# Work to be completed
Which lines in the records below include the word "店铺管理"? Report each of them in full.

[Records from a collection]
================================
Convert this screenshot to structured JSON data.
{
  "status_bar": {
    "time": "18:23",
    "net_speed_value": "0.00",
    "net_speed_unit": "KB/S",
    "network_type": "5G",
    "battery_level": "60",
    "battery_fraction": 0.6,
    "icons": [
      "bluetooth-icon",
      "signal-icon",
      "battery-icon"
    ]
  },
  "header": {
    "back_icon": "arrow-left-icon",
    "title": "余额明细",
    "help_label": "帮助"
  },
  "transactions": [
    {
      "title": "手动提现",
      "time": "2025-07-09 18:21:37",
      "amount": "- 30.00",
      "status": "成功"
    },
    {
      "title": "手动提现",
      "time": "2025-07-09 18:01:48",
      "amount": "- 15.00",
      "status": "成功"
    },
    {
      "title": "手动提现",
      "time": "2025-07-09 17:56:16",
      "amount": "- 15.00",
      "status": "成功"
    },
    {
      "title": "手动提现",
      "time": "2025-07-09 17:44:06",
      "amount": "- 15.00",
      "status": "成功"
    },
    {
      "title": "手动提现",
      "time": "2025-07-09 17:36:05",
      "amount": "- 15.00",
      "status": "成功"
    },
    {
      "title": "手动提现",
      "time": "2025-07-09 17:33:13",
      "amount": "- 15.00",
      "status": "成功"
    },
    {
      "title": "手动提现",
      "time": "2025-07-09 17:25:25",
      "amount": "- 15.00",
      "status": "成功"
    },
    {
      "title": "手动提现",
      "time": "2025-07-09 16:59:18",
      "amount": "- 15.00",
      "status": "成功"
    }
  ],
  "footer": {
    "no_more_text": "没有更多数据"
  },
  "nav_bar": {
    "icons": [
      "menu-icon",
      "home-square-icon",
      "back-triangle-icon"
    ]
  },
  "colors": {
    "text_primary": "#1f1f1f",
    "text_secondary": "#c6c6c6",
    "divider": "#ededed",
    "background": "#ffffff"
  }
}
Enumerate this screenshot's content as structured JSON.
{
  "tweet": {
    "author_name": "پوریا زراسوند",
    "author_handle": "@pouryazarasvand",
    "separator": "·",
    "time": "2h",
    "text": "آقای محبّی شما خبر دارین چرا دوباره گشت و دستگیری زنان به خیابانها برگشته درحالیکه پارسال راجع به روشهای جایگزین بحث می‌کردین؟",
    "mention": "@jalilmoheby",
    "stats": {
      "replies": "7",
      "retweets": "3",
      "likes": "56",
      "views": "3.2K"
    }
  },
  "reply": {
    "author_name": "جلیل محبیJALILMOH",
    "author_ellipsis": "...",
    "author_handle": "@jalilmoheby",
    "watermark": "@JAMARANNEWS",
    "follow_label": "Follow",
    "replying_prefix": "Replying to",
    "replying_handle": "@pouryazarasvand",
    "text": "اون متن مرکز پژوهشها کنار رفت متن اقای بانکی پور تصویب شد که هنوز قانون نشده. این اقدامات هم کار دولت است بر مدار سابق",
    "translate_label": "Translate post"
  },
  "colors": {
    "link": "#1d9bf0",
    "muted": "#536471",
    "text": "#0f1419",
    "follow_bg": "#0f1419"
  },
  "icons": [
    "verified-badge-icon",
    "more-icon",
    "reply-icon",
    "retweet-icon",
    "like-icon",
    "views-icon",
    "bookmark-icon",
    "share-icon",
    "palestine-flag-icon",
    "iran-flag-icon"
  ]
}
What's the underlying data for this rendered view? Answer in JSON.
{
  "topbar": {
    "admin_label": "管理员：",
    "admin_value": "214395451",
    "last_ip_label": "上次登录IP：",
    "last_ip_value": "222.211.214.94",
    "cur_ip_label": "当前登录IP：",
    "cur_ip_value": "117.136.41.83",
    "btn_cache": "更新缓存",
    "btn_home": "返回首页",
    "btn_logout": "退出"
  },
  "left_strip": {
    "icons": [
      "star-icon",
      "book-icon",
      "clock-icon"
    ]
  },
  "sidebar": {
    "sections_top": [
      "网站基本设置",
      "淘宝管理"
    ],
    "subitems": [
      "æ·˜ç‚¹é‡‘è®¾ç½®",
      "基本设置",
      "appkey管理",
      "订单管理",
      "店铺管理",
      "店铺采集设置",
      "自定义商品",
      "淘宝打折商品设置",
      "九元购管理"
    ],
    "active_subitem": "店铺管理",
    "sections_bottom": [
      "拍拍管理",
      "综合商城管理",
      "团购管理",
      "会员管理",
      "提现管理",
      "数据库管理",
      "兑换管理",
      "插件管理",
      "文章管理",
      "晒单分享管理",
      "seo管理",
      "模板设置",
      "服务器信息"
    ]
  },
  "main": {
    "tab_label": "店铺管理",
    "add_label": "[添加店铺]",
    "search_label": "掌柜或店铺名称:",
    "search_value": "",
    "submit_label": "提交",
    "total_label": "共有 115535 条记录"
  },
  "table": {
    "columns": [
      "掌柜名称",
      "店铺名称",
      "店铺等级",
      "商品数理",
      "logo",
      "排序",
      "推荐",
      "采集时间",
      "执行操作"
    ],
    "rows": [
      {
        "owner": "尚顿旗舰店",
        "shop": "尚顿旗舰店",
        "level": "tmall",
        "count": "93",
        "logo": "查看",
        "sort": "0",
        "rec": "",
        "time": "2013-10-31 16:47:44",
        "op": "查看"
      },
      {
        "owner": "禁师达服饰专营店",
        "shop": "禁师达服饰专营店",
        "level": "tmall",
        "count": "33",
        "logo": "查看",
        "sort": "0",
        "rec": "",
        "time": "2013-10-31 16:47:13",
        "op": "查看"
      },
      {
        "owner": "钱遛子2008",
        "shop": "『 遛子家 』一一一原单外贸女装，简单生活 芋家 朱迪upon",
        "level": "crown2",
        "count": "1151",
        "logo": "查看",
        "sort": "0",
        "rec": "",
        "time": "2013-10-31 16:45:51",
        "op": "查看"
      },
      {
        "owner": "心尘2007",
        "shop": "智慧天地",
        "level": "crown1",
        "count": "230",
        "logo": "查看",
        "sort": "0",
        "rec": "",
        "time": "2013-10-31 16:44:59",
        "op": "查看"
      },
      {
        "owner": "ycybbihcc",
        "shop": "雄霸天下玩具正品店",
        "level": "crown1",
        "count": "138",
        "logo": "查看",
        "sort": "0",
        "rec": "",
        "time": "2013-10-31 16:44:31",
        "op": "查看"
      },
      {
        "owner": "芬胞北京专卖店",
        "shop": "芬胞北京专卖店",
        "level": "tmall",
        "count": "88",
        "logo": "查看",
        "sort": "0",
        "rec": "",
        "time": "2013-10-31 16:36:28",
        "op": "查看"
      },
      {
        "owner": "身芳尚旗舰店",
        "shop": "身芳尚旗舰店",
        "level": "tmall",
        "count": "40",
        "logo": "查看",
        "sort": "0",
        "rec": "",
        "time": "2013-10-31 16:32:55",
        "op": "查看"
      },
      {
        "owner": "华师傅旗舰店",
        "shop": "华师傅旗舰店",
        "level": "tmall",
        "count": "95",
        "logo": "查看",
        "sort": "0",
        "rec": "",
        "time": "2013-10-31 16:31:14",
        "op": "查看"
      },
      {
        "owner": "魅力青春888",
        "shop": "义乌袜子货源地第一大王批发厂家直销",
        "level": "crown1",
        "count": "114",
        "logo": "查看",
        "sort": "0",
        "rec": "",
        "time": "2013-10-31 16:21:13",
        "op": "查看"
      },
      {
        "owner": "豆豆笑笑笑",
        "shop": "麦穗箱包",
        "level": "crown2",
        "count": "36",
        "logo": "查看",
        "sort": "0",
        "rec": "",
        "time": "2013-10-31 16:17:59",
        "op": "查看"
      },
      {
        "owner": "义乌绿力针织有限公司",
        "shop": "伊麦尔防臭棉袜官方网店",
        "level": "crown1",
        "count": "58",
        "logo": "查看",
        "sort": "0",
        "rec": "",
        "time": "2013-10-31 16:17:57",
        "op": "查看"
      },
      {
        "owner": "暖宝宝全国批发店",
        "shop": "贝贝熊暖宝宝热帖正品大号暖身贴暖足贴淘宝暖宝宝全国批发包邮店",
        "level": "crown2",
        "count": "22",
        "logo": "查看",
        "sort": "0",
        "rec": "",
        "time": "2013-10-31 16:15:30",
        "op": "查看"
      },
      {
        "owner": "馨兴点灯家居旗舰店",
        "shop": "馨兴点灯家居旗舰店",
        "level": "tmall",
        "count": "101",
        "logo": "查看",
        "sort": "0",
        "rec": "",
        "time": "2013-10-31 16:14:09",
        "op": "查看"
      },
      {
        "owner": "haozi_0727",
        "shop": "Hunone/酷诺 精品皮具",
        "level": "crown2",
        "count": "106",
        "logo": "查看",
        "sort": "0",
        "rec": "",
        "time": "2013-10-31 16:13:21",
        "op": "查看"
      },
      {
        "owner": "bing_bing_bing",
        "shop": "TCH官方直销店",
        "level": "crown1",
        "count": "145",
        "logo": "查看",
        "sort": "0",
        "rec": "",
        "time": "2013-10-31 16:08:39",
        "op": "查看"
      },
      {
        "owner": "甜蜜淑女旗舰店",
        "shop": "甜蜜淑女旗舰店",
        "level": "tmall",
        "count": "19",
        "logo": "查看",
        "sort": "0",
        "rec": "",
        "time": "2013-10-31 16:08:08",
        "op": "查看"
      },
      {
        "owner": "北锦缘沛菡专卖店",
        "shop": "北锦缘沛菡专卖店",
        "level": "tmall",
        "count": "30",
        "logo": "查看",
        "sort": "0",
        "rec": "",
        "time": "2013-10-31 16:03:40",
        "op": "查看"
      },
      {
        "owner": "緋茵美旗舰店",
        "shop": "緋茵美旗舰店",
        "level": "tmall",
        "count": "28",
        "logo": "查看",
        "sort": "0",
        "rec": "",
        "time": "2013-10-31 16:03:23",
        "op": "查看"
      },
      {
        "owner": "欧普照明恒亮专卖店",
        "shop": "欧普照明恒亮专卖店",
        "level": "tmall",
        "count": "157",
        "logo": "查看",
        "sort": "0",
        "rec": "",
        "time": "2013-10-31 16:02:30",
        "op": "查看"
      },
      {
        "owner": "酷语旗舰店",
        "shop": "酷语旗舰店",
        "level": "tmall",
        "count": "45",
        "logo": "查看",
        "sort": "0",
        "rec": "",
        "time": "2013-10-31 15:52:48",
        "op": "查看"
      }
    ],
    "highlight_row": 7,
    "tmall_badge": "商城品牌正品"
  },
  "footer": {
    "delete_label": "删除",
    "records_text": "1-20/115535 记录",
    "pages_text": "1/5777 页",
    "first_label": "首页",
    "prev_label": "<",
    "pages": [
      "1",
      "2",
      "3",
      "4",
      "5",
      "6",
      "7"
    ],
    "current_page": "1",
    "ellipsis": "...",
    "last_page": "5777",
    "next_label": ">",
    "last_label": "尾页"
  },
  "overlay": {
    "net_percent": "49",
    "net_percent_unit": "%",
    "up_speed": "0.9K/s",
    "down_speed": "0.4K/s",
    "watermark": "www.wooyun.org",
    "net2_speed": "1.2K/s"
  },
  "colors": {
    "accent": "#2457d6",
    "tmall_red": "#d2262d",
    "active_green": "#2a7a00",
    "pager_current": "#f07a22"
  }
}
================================
# Result of this task
      "店铺管理",
    "active_subitem": "店铺管理",
    "tab_label": "店铺管理",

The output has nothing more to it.